_Required action_. Go through the data line by line. Copy each one holding the string "Windows".

═════ Supplied records ═════

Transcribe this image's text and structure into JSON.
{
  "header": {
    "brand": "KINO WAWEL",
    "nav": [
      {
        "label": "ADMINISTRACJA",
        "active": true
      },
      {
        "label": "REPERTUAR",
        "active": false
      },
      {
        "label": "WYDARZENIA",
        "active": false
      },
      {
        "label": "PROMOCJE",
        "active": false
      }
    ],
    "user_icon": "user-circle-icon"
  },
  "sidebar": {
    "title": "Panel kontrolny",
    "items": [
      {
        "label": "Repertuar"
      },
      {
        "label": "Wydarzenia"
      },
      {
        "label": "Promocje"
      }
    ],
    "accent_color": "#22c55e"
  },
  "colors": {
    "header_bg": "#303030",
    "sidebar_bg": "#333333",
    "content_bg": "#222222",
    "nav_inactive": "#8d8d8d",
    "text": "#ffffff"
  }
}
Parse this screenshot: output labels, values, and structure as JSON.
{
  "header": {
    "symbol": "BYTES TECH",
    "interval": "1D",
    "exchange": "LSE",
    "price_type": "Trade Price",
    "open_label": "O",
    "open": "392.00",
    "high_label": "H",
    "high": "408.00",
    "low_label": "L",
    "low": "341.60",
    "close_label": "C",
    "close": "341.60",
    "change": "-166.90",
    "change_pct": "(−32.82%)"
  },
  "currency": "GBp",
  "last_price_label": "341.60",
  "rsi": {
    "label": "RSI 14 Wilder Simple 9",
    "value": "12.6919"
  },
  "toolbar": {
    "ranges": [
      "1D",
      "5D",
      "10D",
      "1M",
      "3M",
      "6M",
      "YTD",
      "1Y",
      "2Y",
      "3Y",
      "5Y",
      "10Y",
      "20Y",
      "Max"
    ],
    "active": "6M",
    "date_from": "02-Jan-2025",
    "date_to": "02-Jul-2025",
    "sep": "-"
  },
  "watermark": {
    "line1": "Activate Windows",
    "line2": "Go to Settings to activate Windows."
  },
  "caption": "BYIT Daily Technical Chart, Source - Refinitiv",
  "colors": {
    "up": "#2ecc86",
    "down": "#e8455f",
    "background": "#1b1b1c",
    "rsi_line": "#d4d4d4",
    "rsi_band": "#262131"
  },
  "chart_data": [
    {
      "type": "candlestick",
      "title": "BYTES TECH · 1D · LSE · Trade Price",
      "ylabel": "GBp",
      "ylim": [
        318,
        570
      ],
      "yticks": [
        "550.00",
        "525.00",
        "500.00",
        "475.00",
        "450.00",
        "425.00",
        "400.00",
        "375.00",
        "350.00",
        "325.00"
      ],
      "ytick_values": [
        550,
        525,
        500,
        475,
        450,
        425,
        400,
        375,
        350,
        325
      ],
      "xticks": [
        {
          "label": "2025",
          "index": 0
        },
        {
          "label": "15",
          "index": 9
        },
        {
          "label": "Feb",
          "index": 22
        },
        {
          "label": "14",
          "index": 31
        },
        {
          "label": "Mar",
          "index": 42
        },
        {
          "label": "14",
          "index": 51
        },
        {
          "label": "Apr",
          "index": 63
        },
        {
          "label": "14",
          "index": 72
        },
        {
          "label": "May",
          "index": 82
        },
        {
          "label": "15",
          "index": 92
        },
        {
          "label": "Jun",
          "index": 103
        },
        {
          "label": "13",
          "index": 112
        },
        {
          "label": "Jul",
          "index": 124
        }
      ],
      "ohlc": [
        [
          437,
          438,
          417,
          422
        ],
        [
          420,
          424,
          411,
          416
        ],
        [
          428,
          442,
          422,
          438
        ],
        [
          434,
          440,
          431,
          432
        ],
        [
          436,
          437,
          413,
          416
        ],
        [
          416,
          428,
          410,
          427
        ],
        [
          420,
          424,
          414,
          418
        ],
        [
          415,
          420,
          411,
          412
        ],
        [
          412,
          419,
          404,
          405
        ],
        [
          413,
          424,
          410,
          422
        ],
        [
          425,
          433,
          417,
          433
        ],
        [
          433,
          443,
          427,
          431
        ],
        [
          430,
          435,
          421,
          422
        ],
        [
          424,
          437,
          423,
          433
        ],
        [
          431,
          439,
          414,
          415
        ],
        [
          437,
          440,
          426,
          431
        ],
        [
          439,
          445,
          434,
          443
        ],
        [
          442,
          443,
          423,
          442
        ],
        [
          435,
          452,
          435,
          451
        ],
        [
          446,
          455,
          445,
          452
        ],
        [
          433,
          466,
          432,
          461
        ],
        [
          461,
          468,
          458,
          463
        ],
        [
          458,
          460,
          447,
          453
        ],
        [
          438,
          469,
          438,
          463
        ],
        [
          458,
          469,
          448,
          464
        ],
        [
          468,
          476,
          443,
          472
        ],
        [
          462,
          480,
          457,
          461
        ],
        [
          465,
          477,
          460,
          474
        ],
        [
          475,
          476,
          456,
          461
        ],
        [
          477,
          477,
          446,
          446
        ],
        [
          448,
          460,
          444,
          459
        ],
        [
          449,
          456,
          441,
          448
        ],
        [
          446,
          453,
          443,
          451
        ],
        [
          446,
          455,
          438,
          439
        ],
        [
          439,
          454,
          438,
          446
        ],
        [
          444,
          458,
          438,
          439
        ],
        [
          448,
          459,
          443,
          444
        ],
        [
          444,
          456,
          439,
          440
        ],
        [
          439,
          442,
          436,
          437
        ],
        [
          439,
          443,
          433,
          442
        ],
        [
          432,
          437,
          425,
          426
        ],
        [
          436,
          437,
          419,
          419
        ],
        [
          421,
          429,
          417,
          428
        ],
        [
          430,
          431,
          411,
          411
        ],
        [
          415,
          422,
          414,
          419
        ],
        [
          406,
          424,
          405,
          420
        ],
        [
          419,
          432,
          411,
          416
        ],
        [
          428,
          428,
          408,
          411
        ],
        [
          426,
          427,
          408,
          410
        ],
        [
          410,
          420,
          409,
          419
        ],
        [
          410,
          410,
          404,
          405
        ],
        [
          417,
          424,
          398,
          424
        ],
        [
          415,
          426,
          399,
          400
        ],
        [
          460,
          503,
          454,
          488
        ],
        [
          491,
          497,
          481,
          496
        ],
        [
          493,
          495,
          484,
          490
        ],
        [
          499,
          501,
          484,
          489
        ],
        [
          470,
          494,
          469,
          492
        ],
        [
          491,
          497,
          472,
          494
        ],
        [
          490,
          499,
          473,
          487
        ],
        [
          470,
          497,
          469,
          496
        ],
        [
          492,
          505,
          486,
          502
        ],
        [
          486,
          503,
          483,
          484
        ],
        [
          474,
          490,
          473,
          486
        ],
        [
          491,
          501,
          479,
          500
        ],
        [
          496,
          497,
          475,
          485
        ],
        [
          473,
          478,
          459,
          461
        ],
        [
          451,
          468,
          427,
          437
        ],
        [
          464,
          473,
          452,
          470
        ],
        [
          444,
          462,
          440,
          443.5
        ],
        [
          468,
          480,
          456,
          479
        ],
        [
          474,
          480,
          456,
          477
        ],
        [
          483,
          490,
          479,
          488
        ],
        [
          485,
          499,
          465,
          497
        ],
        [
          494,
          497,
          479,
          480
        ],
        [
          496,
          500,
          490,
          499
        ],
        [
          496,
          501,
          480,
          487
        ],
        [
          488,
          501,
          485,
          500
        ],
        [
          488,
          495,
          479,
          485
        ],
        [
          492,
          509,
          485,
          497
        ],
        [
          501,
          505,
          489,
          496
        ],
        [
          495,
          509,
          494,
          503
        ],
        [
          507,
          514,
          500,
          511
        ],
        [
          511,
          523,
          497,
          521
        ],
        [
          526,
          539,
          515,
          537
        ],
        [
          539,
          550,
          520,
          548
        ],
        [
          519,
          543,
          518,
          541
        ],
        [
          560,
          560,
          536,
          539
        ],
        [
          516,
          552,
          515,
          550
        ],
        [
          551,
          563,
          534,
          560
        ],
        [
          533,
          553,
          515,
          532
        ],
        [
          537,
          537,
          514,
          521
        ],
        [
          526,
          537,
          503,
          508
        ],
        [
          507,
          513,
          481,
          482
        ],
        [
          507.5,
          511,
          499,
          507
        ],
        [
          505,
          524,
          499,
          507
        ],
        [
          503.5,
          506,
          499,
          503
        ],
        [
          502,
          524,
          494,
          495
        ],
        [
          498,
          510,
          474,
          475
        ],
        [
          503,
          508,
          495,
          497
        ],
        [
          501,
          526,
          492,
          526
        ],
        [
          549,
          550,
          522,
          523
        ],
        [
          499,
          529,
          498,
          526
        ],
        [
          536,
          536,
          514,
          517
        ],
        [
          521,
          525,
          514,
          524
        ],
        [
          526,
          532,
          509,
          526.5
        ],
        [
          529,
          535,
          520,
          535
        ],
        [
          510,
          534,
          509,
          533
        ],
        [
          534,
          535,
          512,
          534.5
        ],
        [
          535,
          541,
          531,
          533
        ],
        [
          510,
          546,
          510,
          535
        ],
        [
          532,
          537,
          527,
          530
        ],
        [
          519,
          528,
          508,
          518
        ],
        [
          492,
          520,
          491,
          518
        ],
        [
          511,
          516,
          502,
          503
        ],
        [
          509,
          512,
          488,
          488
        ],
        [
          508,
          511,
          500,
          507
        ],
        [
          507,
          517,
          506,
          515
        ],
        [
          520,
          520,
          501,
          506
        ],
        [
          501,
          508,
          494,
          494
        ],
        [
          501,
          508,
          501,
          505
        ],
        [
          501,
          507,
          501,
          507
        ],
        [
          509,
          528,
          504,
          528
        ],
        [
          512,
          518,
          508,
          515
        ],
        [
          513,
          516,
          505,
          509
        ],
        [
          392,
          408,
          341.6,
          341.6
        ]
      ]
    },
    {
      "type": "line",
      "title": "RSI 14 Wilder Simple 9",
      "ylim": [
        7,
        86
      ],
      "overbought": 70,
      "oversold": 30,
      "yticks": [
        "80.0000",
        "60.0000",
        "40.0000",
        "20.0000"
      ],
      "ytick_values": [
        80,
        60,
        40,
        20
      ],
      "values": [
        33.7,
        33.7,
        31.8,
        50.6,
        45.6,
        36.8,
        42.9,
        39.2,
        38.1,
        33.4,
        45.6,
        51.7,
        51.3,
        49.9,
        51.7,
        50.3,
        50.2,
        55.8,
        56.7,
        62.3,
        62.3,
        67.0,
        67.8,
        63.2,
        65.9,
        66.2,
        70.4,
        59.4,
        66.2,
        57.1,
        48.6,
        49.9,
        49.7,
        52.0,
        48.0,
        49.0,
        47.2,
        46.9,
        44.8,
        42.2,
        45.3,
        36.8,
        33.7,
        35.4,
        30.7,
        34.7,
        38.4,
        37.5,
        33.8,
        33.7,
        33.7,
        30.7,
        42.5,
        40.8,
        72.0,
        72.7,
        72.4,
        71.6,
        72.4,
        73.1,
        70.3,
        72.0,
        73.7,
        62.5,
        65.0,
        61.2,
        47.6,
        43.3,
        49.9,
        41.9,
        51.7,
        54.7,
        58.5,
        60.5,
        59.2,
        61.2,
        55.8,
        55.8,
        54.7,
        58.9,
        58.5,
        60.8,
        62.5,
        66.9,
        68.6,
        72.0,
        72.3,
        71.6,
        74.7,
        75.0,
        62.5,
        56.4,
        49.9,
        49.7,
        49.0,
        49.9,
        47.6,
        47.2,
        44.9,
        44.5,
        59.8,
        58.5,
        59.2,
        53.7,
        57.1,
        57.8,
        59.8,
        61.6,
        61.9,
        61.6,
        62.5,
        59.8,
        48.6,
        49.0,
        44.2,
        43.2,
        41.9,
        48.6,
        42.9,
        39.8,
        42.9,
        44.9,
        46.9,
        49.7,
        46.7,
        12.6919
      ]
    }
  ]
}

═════

_Answer box_.
    "line1": "Activate Windows",
    "line2": "Go to Settings to activate Windows."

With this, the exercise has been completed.